After decades of focusing on an economistic notion of equality, there is still not an appreciation of the need for cultural equality also. So much for the politics of ‘identity’ and ‘recognition’ in Guyana.
There are some who posited that if we had (or have) economic equality among the various ethnic groups, our troubles would be over. But history has proven that man is not homo economicus, but more like homo culturalicus.
Part and parcel of the existent ‘power relations’ is who gets to define what is the national culture to which all groups have to genuflect.
And it is the differential incorporation of the various cultural groups in this equation that our policies on “multiculturalism” have to address. “Multiculturalism” demands that society presents a full range of prospects, membership, and respect to all its members, regardless of cultural and religious differences; while also creatively accommodating them in a fashion that is both morally persuasive and practically effective for the majority of society.
We have to start with the “Ministry of Culture”, which is now a subset of “Social Cohesion”. The name itself – Culture – suggests a singular, monolithic, overarching “culture” that is being promoted.

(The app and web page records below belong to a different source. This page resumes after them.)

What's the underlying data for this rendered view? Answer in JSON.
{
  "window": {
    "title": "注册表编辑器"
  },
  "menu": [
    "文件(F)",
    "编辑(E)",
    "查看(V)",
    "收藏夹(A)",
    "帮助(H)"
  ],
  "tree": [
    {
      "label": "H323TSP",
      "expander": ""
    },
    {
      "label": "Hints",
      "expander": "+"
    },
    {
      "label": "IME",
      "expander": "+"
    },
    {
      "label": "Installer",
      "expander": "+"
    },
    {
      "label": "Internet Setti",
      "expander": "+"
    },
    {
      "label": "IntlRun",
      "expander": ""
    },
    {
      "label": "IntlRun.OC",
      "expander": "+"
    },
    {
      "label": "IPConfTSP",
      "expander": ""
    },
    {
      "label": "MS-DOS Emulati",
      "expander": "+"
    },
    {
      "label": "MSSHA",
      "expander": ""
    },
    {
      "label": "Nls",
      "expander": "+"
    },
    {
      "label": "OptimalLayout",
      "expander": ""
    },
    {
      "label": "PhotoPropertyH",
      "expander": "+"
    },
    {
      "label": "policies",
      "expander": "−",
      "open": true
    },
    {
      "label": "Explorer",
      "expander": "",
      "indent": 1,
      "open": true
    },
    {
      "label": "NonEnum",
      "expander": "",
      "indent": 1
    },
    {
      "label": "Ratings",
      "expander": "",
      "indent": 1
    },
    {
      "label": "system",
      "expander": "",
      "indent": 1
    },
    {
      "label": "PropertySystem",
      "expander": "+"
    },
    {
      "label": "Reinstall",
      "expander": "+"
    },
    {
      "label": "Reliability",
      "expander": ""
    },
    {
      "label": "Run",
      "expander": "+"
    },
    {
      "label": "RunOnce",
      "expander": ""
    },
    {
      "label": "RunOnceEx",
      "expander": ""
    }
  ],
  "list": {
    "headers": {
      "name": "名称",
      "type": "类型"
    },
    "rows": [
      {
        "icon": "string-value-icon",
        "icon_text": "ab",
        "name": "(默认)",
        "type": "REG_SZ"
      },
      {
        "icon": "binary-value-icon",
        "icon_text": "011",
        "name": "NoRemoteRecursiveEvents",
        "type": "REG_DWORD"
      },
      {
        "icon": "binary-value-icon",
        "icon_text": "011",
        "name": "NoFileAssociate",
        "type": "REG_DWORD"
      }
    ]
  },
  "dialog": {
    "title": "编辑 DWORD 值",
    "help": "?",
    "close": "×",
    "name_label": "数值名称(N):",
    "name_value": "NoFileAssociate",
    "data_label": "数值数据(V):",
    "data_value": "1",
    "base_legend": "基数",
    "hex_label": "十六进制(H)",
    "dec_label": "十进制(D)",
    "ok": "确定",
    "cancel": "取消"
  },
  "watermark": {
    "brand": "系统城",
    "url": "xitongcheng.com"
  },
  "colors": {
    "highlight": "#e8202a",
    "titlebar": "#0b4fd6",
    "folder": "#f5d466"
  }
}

We can do worse than begin by changing the name of this ministry forthwith to “Ministry of Multiculturalism”. Its mission would be much clearer.
While we have not bothered to come up with a programme on multiculturalism, there is the ritualistic incantation by the authorities that Guyana is “multi-ethnic”. And while maintaining the “One People, One Nation, One Destiny” goal of the national motto, they just as ritualistically chant, “Unity in Diversity”.
The question is: how do we make this aspiration more concrete, when “Unity” is so ambiguous and amorphous? How do we measure this ‘unity’? And how do we ensure that it does not become a stalking horse for assimilation through the back door – as in Britain, the US and Europe?
We suggest that our motto be “Unity in Diversity through Equality in Diversity”.
One definition of ‘multiculturalism’ suggests that it is ‘A systematic and comprehensive response to cultural and ethnic diversity with educational, linguistic, economic and social components and specific institutional mechanisms”. This suggests areas in which we initially pursue equality.
Now, we want to emphasise that we are not emphasising any ‘separatist ideal’, in which each group lives in a hermetically sealed enclave; we are suggesting that the “equal treatment in culture’s imperative, if implemented and become real, would eliminate the barriers of hauteur and exclusion that set off their inevitable reactions of resistance. We believe that when we deal with each other as equals, there would be the inevitable cross-cultural fertilisation (in all directions), and not one-way, which is seen as top down.
With the state out of the ‘culture’, it could engender and promote a feeling of “Guyanese-ness” among our people through the conscious construction of a democratic state; the creation of conditions wherein we are all treated as one, equally, by the state; equality of opportunity; human rights; encouragement of diversities; due process. Justice and fair play and rule of law may seem dry compared to the warmth of the blood ties of “nationhood”, but they can engender the unity of public purpose and the recognition of individual worth, wherein we can be proud of our common citizenship. Citizenship of Guyana has to become something that has concrete meaning to all of us.
For Guyana then, our ethnicities would be defined outside our “Guyanese-ness”, and to be African Guyanese or Indian Guyanese would not be contradictory in any sense. The first part of our identity would be specific, while the latter would be universalistic. The “national” will now be a space where ethnically imagined communities can live and share. To be Guyanese would be to share moral precepts – norms, values and attitudes – rather than shared cultural experience and practice. A “good Guyanese” would be one who is loyal to this country and strives to practice the secular universalistic ideological values it extols.